  • Good cognitive function. A patient would go through neuropsychological testing to check for difficulties with memory and thinking. DBS isn't advised for anyone with significant dementia or confusion -- which could worsen from the procedure -- or with other psychiatric disorders such as depression or anxiety. The ideal patient must be able to calmly tolerate being awake during the surgery and cooperate well with medical visits and instructions afterward.
  • Good general health. Medical assessments, which may include a brain scan, are needed to review whether a patient has high blood pressure, diabetes, heart disease, peripheral vascular disease, or other conditions that could increase the risk of having a stroke from brain surgery.

At UCSF, Starr says that after age 75 and particularly after 80, the risks from DBS substantially rise while the benefits decrease. But not all neurosurgeons agree, and most brain surgery centers don't use age as a criterion when screening patients.

  • Strong social support. Because DBS requires a lot of complex follow-up medical care, patients need to rally their caregiver, spouses, children, or friends -- not just for emotional support, but to drive them to appointments and help them remember instructions from the clinician.

Brain surgery centers for DBS treatment

Find a center with a good track record that ideally performs at least 20 DBS procedures a year, advises Starr. Ask for the neurosurgery group's outcomes data to learn how well its patients fare and what percentage suffered adverse effects. Also ask whether the brain surgeon works closely with the neurologists who help with screening patients, Starr says. A team approach with good integration between specialties makes for better care.

For more information

A Guide to Deep Brain Stimulation Therapy for the Treatment of Parkinson's Disease, National Parkinson Foundation (PDF document)

Deep Brain Stimulation for Parkinson's Disease, Parkinson's Disease Foundation (PDF document)

FAQ for Patients: Deep Brain Stimulation for Parkinson's Disease, Department of Neurosurgery at the University of California, San Francisco
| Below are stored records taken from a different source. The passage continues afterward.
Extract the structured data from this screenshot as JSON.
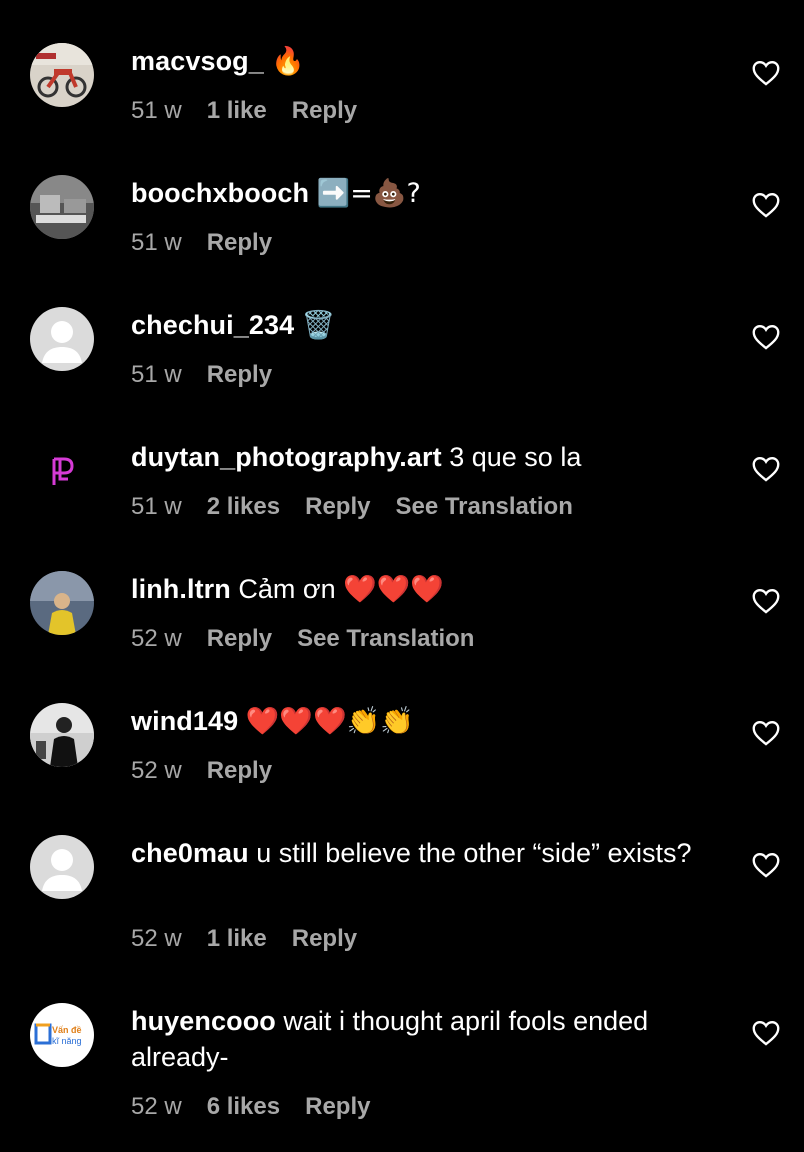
{
  "comments": [
    {
      "username": "macvsog_",
      "text": "",
      "emoji": "🔥",
      "age": "51 w",
      "likes": "1 like",
      "reply": "Reply",
      "translate": ""
    },
    {
      "username": "boochxbooch",
      "text": "",
      "emoji": "➡️=💩?",
      "age": "51 w",
      "likes": "",
      "reply": "Reply",
      "translate": ""
    },
    {
      "username": "chechui_234",
      "text": "",
      "emoji": "🗑️",
      "age": "51 w",
      "likes": "",
      "reply": "Reply",
      "translate": ""
    },
    {
      "username": "duytan_photography.art",
      "text": "3 que so la",
      "emoji": "",
      "age": "51 w",
      "likes": "2 likes",
      "reply": "Reply",
      "translate": "See Translation"
    },
    {
      "username": "linh.ltrn",
      "text": "Cảm ơn",
      "emoji": "❤️❤️❤️",
      "age": "52 w",
      "likes": "",
      "reply": "Reply",
      "translate": "See Translation"
    },
    {
      "username": "wind149",
      "text": "",
      "emoji": "❤️❤️❤️👏👏",
      "age": "52 w",
      "likes": "",
      "reply": "Reply",
      "translate": ""
    },
    {
      "username": "che0mau",
      "text": "u still believe the other “side” exists?",
      "emoji": "",
      "age": "52 w",
      "likes": "1 like",
      "reply": "Reply",
      "translate": ""
    },
    {
      "username": "huyencooo",
      "text": "wait i thought april fools ended already-",
      "emoji": "",
      "age": "52 w",
      "likes": "6 likes",
      "reply": "Reply",
      "translate": ""
    }
  ],
  "avatar_logo_text": {
    "line1": "Vấn đề",
    "line2": "kĩ năng"
  },
  "colors": {
    "background": "#000000",
    "primary_text": "#ffffff",
    "secondary_text": "#a8a8a8",
    "heart_stroke": "#ffffff"
  },
  "icons": {
    "like": "heart-outline-icon",
    "default_avatar": "person-icon"
  }
}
Deep Brain Stimulation, Baylor College of Medicine, Houston

Subthalamic Nucleus Deep Brain Stimulation: Information for Patients and Families, Beth Israel Deaconess Medical Center, Boston